Davy Byrne's for Leopold Bloom

In James Joyce's epic novel Ulysses, our hero Leopold Bloom eats a gorgonzola sandwich while sipping Burgundy in Davy Byrnes, a bar which the author himself frequented. On Bloomsday (16 June), Edwardian-clad actors re-enact the Joycean character’s day, which of course includes his cheese-and-wine feast.

21 Duke Street, Dublin 2

Windmill Lane for U2

Fans of Ireland's biggest band might want to make a pilgrimage to the site of their former studio at 4 Windmill Lane. The entire street is covered with graffiti left by fans in a riot of colour and messages of devotion.

4 Windmill Lane, Dublin 2

Kilmainham Gaol  for Padraig Pearse

Kilmainham Gaol was the grim final abode of Padraig Pearse, the political activist who read the Irish Proclamation of Freedom on the steps of the General Post Office during the Easter Rising in 1916. Take a moving guided tour of the cells where Padraig and his comrades were held before their execution.

Inchicore Road, Kilmainham, Dublin 8

Archbishop Ryan Park  for Oscar Wilde

Inside Merrion Square’s park, the striking life-size sculpture of writer Oscar Wilde is made from coloured local stone. The writer lounges on a rock, as though gazing wistfully at his nearby birthplace, the restored Number One Merrion Square.

Merrion Square, Dublin 2

Croke Park  for sporting  heroes

Join the 80,000-strong crowd to cheer on the heroes of the ‘Dubs’, at Croke Park. The main sports are high-octane hurling, claimed to be the world’s fastest field sport, and Gaelic football.

Jones’s Road, Dublin 3

Dublin Writers Museum  for Samuel Beckett

Literary types will be spoilt for choice at this museum dedicated to 300 years of great Dublin writers. Memorabilia includes early editions of Beckett's Waiting for Godot.

18 Parnell Square, Dublin 1

O’Donoghues for the Dubliners
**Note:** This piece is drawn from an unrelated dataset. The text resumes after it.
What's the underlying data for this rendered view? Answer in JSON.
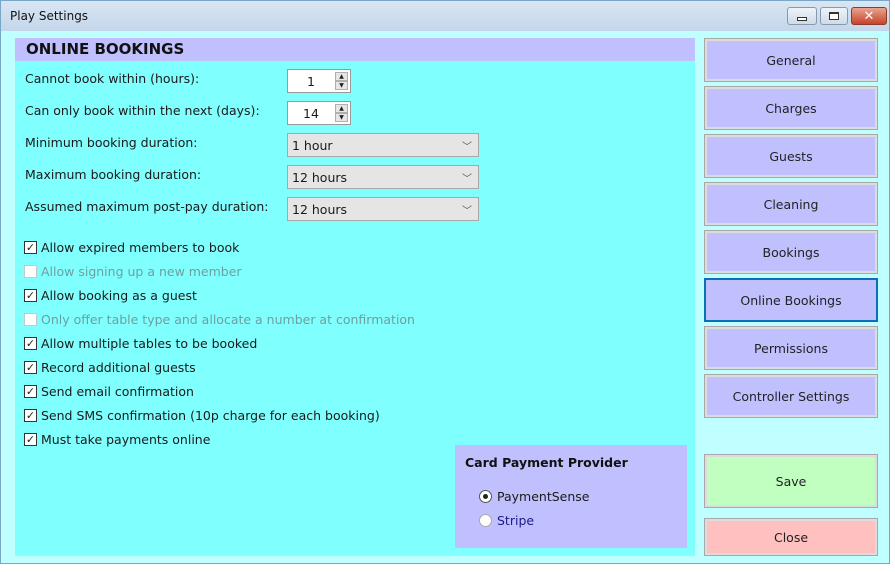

Spend an evening in the pub where folk band the Dubliners made their name. Photos of great music stars of the past line the walls and local musicians turn up for impromptu traditional music sessions.
 
15 Merrion Row, Dublin 2


Glasnevin Cemetery for Michael Collins

There are around 1.5 million bodies lying in Glasnevin Cemetery, of rich and poor, hunger strikers and presidents. But it is the grave of Michael Collins, who was central to the struggle for Irish independence, that most people come to visit. More than 85 years after he died, his grave is still covered with fresh flowers.

Finglas Road, Dublin 11

Marsh’s Library & St Patrick’s Cathedral for Jonathan Swift

The author of Gulliver’s Travels was also dean of St Patrick’s Cathedral, where he was buried standing up. After a visit to his place of rest, head for the library, established in 1701, to see the desk where he wrote his world famous novel.

St Patrick’s Close, Dublin 8

Garden of Remembrance for the heroes of Irish independence

A peaceful enclave off busy O’Connell Street, the garden’s focal point is Oisin Kelly’s huge sculpture of birds in flight, symbolising freedom. With a huge water feature in the shape of a cross, the garden commemorates those who died in the Easter Rising and the struggle for Irish freedom.

East Parnell Square, Dublin 1